Tuesday, April 7, 2009

And Code Too...

Of course code also needs to be elegant, concise, clean, self-documenting and efficient.

My previous post was directed toward performance critical systems, those systems where you know it's the make-or-break 60 fps framerate...

Good class design (maybe even design patterns) is a characteristic of a good programmer. But maybe the best programmers can adapt and produce the right solution for a problem.

In other words, Empty your mind, be formless. Shapeless, like water. If you put water into a cup, it becomes the cup. You put water into a bottle and it becomes the bottle. You put it in a teapot it becomes the teapot. Now, water can flow or it can crash. Be water my friend.

So much to learn, so little time to do it...

Thursday, March 12, 2009

Not Code, but Data...

I've spent countless hours trying to come up with clean, elegant, concise and readable systems/APIs. Hours spent trying to see if a Design Pattern will help me, refactoring code, reading about best practices, etc.

But one day I had a Zen-like revelation.

It's not about the code, it's about the data!

See, all a computer/program does is transform and move data from one format to another. All we do when we try to come up with fancy interfaces are just ways for us humans to understand how the computer/program will transform the data.

Of course, you still need to program the APIs in a nice, clean, elegant and readable way, but keep in mind that the end product is just transforming/moving data. Streams of bits and bytes get split up, operated on, and joined into new streams of bits and bytes.

So in games programming/engineering, you need to figure out what data you need. Come up with a transformation function, and then clean up/refactor/humanize the code without losing performance.

I think that's the meat of games programming.
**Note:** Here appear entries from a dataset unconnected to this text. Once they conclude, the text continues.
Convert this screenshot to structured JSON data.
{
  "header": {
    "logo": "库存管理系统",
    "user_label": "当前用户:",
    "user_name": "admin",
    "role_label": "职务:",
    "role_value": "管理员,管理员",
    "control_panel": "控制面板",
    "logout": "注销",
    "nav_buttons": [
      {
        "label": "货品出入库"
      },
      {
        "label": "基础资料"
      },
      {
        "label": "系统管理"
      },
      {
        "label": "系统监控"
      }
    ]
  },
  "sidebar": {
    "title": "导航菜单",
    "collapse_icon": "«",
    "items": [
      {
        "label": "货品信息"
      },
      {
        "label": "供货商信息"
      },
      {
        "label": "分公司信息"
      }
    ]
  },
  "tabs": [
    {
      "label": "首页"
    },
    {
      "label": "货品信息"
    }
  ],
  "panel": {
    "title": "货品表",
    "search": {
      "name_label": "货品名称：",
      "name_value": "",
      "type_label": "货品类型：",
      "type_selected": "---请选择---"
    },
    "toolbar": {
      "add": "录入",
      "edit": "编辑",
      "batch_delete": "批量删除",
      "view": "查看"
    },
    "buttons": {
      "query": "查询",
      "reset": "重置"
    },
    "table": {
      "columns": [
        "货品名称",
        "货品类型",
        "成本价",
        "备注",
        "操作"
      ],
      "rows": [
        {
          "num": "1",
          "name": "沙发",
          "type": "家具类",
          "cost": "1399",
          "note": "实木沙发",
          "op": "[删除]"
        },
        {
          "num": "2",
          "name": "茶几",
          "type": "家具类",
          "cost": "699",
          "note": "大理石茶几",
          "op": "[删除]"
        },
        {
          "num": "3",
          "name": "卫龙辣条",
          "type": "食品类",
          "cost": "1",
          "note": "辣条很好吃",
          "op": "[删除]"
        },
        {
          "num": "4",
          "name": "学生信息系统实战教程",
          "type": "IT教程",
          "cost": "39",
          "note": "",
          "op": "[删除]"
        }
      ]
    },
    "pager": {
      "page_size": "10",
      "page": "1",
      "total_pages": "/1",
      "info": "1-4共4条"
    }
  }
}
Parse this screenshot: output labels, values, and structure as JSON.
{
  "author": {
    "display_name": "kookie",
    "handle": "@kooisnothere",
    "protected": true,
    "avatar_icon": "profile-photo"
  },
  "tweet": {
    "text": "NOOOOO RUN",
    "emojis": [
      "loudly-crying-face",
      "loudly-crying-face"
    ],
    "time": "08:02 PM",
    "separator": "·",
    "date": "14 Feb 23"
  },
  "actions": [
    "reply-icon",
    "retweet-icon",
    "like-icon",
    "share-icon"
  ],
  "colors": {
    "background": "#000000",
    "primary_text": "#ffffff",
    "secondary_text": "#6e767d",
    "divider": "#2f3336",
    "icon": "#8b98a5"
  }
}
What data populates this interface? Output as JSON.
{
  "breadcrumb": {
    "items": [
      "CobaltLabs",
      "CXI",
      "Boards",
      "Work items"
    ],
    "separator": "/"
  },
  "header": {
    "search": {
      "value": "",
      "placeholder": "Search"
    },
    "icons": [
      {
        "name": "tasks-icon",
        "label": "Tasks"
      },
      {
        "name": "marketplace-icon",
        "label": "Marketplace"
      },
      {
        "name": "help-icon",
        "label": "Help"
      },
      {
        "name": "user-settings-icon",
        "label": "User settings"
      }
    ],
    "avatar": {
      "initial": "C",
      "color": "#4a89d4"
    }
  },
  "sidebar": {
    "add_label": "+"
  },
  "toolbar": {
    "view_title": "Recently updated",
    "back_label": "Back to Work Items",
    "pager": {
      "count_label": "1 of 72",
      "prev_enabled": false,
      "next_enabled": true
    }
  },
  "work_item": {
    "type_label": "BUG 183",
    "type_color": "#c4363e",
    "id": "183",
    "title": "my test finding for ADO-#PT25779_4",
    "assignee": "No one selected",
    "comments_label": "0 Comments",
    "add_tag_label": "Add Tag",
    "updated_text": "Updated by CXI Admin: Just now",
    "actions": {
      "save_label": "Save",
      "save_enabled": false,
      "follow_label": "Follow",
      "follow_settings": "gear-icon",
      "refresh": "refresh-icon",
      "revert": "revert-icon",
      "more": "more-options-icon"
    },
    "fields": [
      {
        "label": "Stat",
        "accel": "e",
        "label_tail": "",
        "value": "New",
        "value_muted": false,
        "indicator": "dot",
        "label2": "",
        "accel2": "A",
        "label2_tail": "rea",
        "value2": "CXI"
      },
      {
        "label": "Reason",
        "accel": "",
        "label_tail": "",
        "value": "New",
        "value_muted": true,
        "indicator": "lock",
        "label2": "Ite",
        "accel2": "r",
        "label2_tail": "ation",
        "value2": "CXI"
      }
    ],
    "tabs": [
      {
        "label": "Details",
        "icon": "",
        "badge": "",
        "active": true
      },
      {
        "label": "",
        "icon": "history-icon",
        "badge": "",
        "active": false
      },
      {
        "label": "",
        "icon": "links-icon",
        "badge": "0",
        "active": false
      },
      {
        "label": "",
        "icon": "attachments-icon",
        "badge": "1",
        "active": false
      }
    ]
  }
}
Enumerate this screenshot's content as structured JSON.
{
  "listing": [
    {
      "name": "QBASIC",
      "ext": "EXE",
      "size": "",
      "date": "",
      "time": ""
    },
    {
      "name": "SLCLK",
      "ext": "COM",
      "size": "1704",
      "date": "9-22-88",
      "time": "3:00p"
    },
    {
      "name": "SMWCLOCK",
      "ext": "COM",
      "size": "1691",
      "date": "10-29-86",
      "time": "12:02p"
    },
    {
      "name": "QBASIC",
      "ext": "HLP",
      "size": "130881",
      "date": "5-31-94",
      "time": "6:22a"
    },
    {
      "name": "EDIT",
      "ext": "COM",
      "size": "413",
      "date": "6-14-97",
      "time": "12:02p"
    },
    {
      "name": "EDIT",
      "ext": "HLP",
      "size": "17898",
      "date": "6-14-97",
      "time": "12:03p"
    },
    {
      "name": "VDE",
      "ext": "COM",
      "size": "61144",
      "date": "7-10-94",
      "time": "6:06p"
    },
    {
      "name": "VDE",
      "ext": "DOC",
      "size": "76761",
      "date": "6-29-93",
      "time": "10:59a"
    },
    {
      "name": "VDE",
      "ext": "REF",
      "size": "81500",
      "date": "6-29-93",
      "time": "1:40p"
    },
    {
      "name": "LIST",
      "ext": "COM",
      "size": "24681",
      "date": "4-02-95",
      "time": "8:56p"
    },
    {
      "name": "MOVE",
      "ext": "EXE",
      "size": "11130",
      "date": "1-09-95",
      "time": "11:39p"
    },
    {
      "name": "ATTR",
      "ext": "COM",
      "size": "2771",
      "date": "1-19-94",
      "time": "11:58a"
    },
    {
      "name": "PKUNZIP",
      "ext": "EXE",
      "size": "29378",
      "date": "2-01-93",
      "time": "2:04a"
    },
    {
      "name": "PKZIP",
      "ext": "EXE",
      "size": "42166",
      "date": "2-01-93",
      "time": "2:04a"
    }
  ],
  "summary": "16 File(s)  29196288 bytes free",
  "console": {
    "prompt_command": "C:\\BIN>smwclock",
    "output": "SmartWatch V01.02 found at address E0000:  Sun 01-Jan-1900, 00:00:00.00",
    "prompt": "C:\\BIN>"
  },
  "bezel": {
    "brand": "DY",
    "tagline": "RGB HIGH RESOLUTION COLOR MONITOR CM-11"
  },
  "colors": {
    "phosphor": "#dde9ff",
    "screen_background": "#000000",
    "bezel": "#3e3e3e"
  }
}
Tuesday, February 24, 2009

Shader tip

Tired of recompiling shaders all the time to try different combinations or code branches? Use this little hack in pseudo-code for selecting values: (I guess this was more useful on pre-shader model 3.0 hardware)

float4 g_vControl = float4( 1, 0, 0, 0 ); // Default to Branch1

float4 MainPS() : COLOR0
  float fValue0 = ResultFromBranch1();
  float fValue1 = ResultFromBranch2();
  float fValue2 = ResultFromBranch3();
  float fValue3 = ResultFromBranch4();
  float4 vValues = float4( fValue0, fValue1, fValue2, fValue3 );
  float fResult = dot( g_vControl, vValues );

// Do more math with the result...

Then on your main C#/C++ code, you can just set g_vControl to ( 1, 0, 0, 0) for Branch1, ( 0, 1, 0, 0 ) for Branch2, etc.

Of course, on release code you should remove this, or set g_vControl to be static bool so the compiler will optimize out the remaining branches. But for developing it's quite useful.

Also, you could blend the values: g_vControl = ( 0.5, 0, 0.5, 0 ) for example to blend Branch1() and Branch3().